In my mind the ideal experience would be entering a space where reading is easy on the eyes and the focus is undiluted, a space in which you could stretch out as it were, take off your coat, and stay a while. The ideal environment would then be one which emphasizes the content and puts aside the elements which readers would otherwise have to make an effort to ignore. Better that any effort is expended on what is secondary rather than on what is primary. The reading itself should be made effortless.
So what’s the best way to encourage this ideal experience which I’d like The Nonist to offer?
Obviously the main thrust of this redesign was simplicity but philosophically there was a shift as well which informed many of my choices. Against every piece of advice ever offered on web design I decided to stop tailoring the site toward the people who have never been here. Sounds silly but hear me out.
Many design choices are made with the people who don’t visit your site in mind. After all that’s exactly what all the “grab their attention in 3 seconds” stuff is really about. That’s also what design novelty and visual “gee-whiz” are about. Impressing potential first-time visitors. At some point it dawned on me that these are not the people I need to concern myself with. It’s my existing readership who deserve special attention. The non-functional bells and whistles of a site become invisible to return visitors after a while anyway, so why not do everyone a service and just remove it all?
People return to a site on the strength of its content and if a visitor can not take the time to discover what that content actually is without a multitude of visual cues and shiny things, then, well… In all likelihood they won’t have the patience to read my posts anyway. So if a visitor doesn’t see what they want to see in 3 seconds, and clicks away without bothering to read anything, then that’s o.k. with me. They’ve saved me some bandwidth. And hell, they’re not even reading this right now, which means there is no harm done in saying so.
So, beloved and patient readership, let’s consider the old site and run down the changes-
Looking at the old Nonist now I must say it’s awfully busy. This is in part because of the side bar. As you scroll down the page to read a post you must make an effort ignore the entire left side of the screen. As I said earlier everything contained in that sidebar, from a user standpoint, is secondary. How many times do you guys need to see the special-projects thumbnails or the blogroll? A hundred? A thousand? You already know what’s there. So I removed it.

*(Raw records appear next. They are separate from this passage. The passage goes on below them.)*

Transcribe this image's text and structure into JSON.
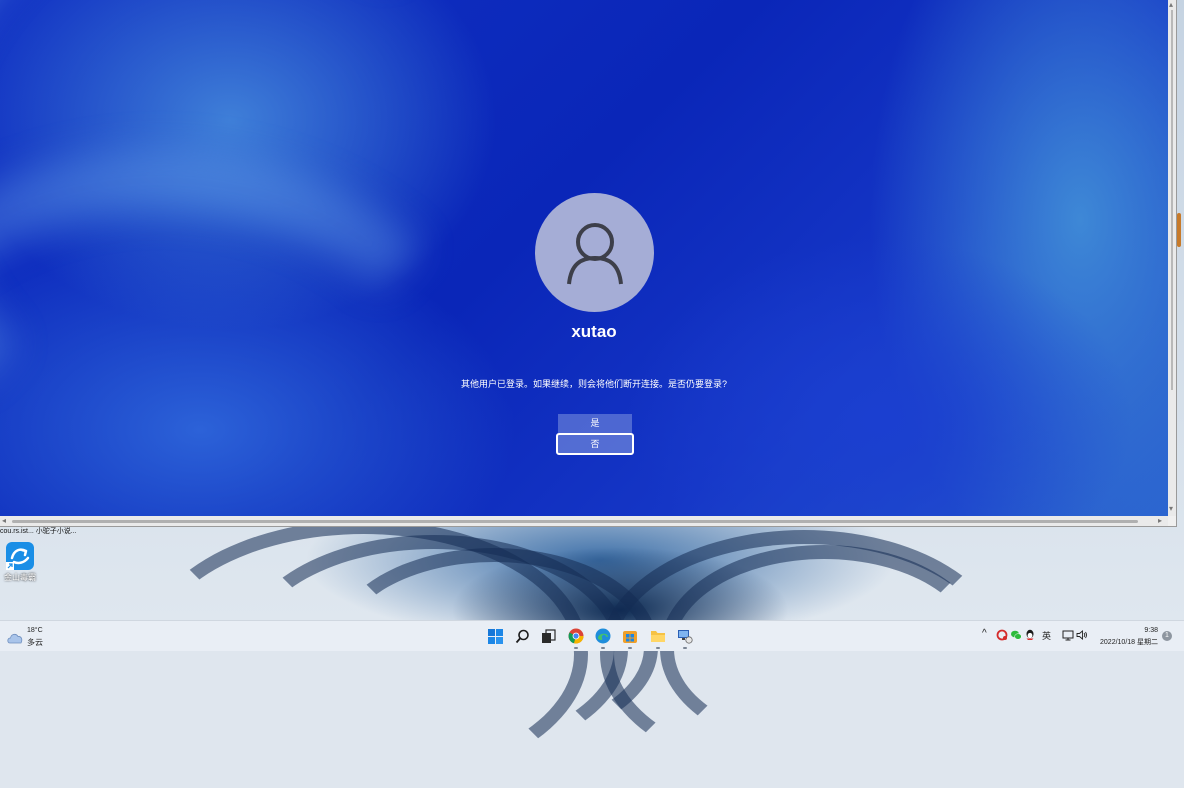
{
  "lock_screen": {
    "username": "xutao",
    "message": "其他用户已登录。如果继续，则会将他们断开连接。是否仍要登录?",
    "yes_label": "是",
    "no_label": "否",
    "avatar_icon": "user-icon",
    "avatar_color": "#a5add6"
  },
  "desktop": {
    "top_labels": "cou.rs.ist...   小驼子小说...",
    "shortcut_label": "金山毒霸",
    "shortcut_icon": "kingsoft-antivirus-icon"
  },
  "taskbar": {
    "weather": {
      "temp": "18°C",
      "desc": "多云",
      "icon": "cloud-icon"
    },
    "apps": [
      "start-icon",
      "search-icon",
      "task-view-icon",
      "chrome-icon",
      "edge-icon",
      "store-icon",
      "file-explorer-icon",
      "remote-desktop-icon"
    ],
    "tray": {
      "chevron": "^",
      "ime": "英"
    },
    "clock": {
      "time": "9:38",
      "date": "2022/10/18 星期二"
    },
    "notification_count": "1"
  }
}
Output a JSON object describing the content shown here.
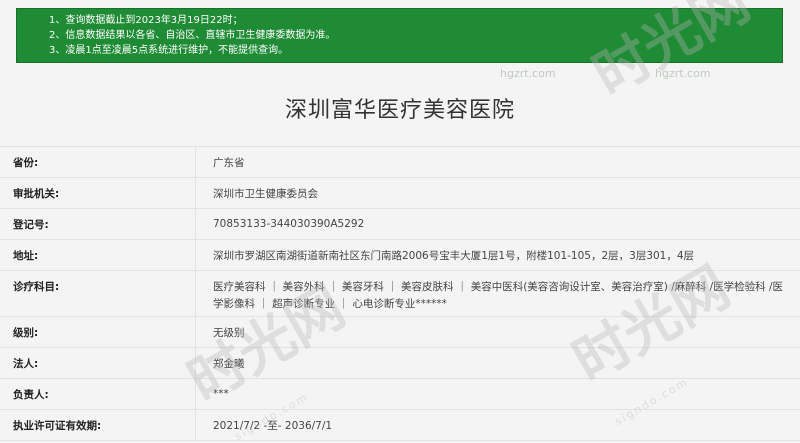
{
  "notice": {
    "lines": [
      "1、查询数据截止到2023年3月19日22时；",
      "2、信息数据结果以各省、自治区、直辖市卫生健康委数据为准。",
      "3、凌晨1点至凌晨5点系统进行维护，不能提供查询。"
    ]
  },
  "watermark": {
    "site": "hgzrt.com",
    "brand": "时光网",
    "brand_url": "signdo.com"
  },
  "page_title": "深圳富华医疗美容医院",
  "fields": [
    {
      "label": "省份:",
      "value": "广东省"
    },
    {
      "label": "审批机关:",
      "value": "深圳市卫生健康委员会"
    },
    {
      "label": "登记号:",
      "value": "70853133-344030390A5292"
    },
    {
      "label": "地址:",
      "value": "深圳市罗湖区南湖街道新南社区东门南路2006号宝丰大厦1层1号，附楼101-105，2层，3层301，4层"
    },
    {
      "label": "诊疗科目:",
      "value": "医疗美容科 ｜ 美容外科 ｜ 美容牙科 ｜ 美容皮肤科 ｜ 美容中医科(美容咨询设计室、美容治疗室) /麻醉科 /医学检验科 /医学影像科 ｜ 超声诊断专业 ｜ 心电诊断专业******"
    },
    {
      "label": "级别:",
      "value": "无级别"
    },
    {
      "label": "法人:",
      "value": "郑金曦"
    },
    {
      "label": "负责人:",
      "value": "***"
    },
    {
      "label": "执业许可证有效期:",
      "value": "2021/7/2 -至- 2036/7/1"
    }
  ]
}
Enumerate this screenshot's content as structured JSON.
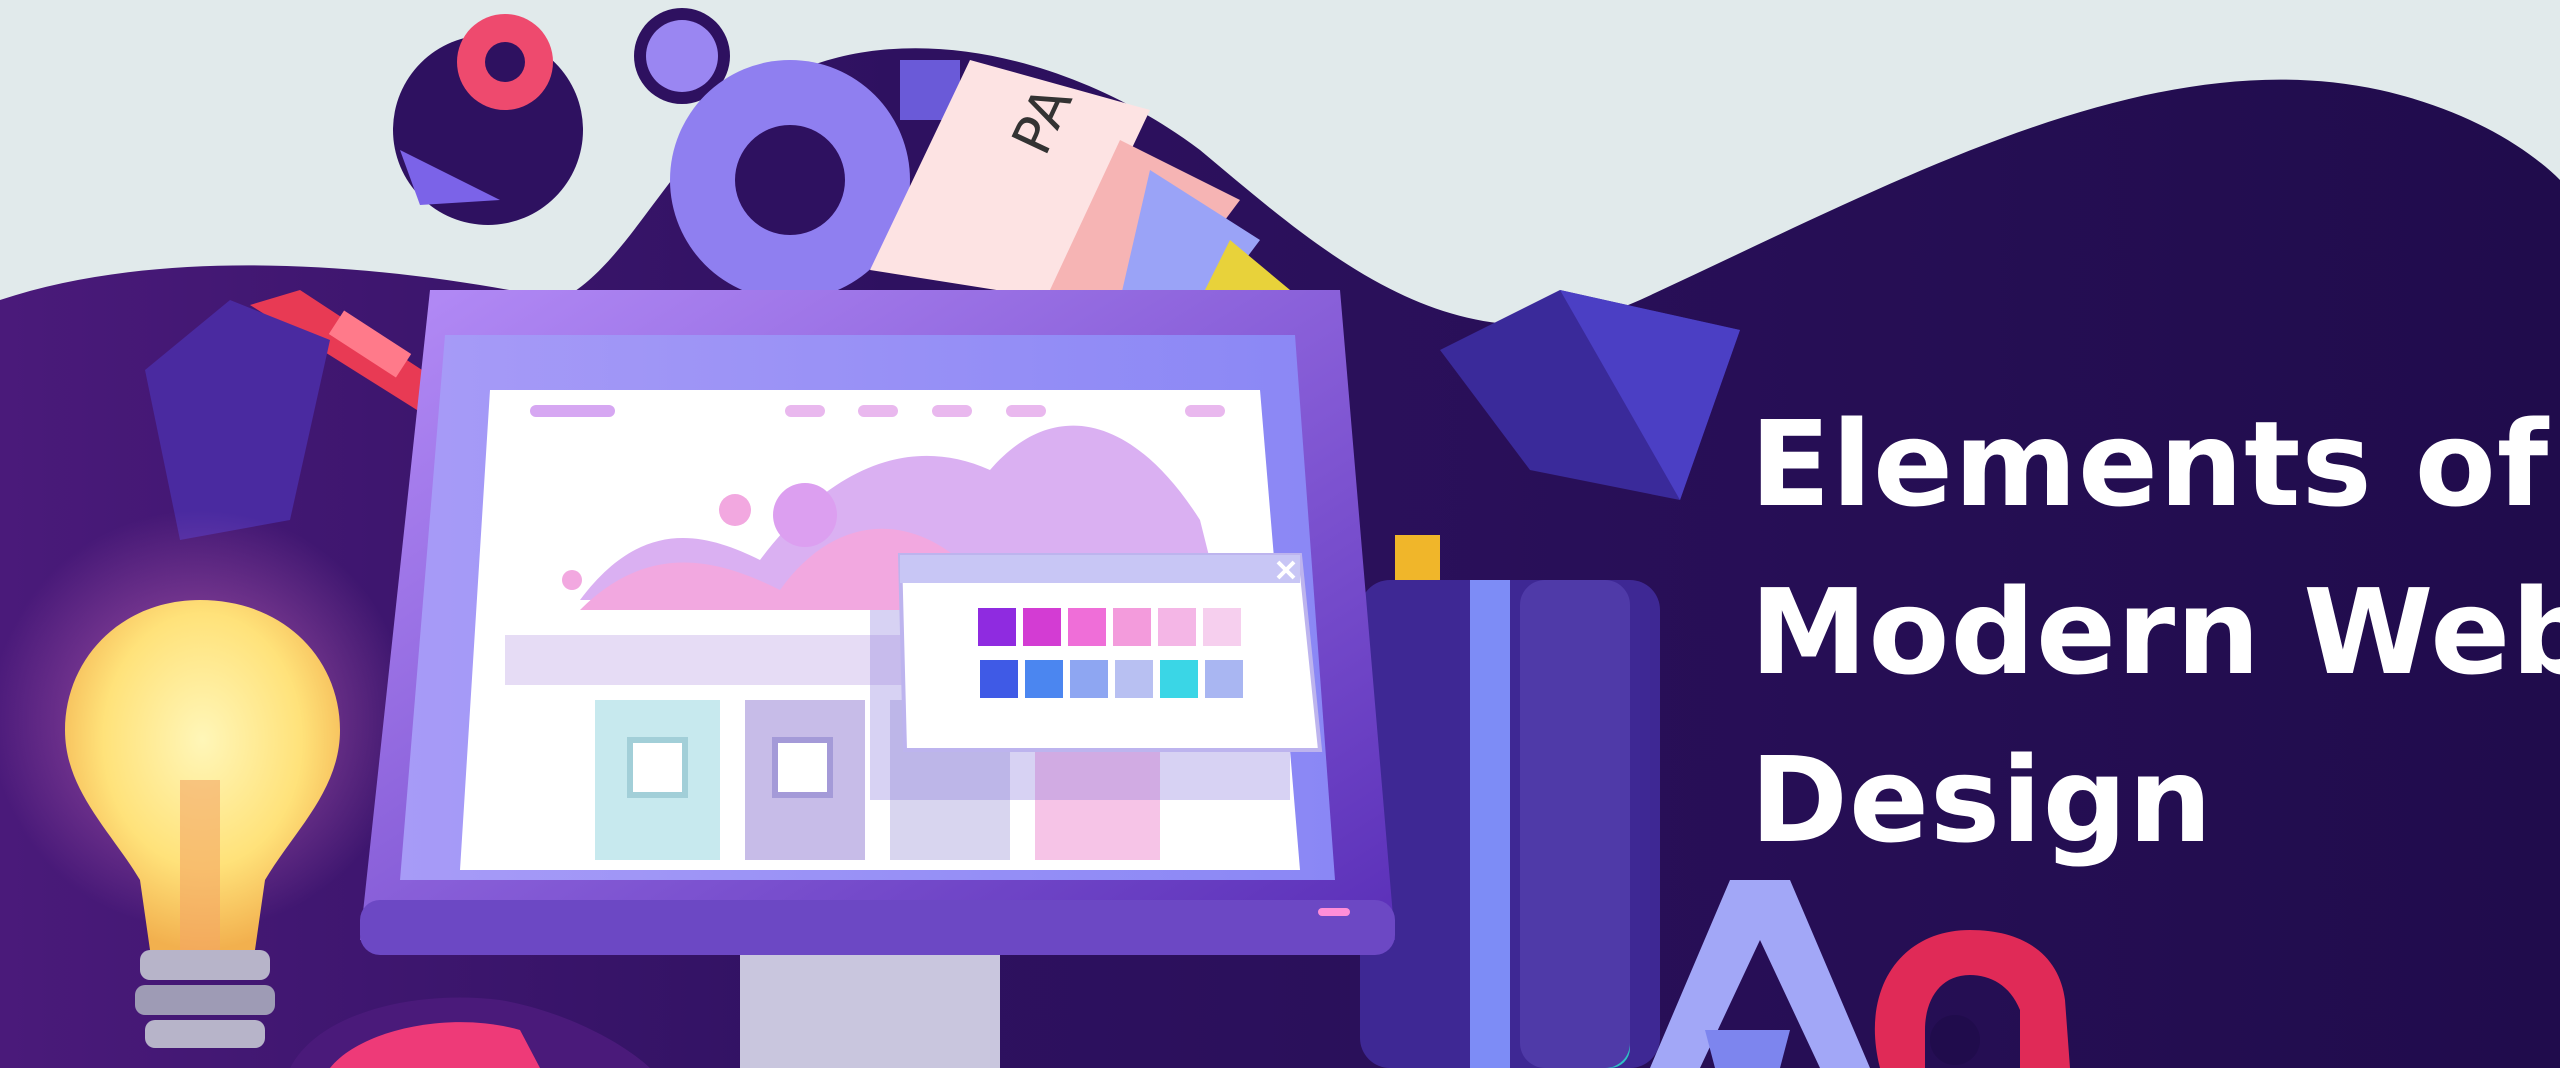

The tight formatting of the main content created discrete blocks. In terms of the site as a whole it achieved a certain balance but at the expense of readability. The lower-case formatting of the text⊕ kept these blocks heterogeneous but again at the expense of readability, to say nothing of grammatical precision. To remedy this I reformatted the text to give it, and your eyes, plenty of room to breathe. As a designer large type tends to illicit a sort of pavlovian cringe, but I also changed the fonts and enlarged the text somewhat in an effort at greater clarity.
Then there is the matter of the header. I really liked the old rotating headers. I think they said something about the attitude here and, well, they were pretty. But they were pretty huge as well. And again, how many times do return visitors need to see a logo that takes up half the screen? You know damned well where you are, wouldn’t a single line of simple text do just as well?
The nav-bar and all relevant content from the side-bar Gentlemen, let’s Forget the past, its related errors, coarseness
Of parents, laxities, unrealities of principle Think of tomorrow. Make a firm postulate Of simplicity in desire and act… -Allen Tate.
Gentlemen, let’s Forget the past, its related errors, coarseness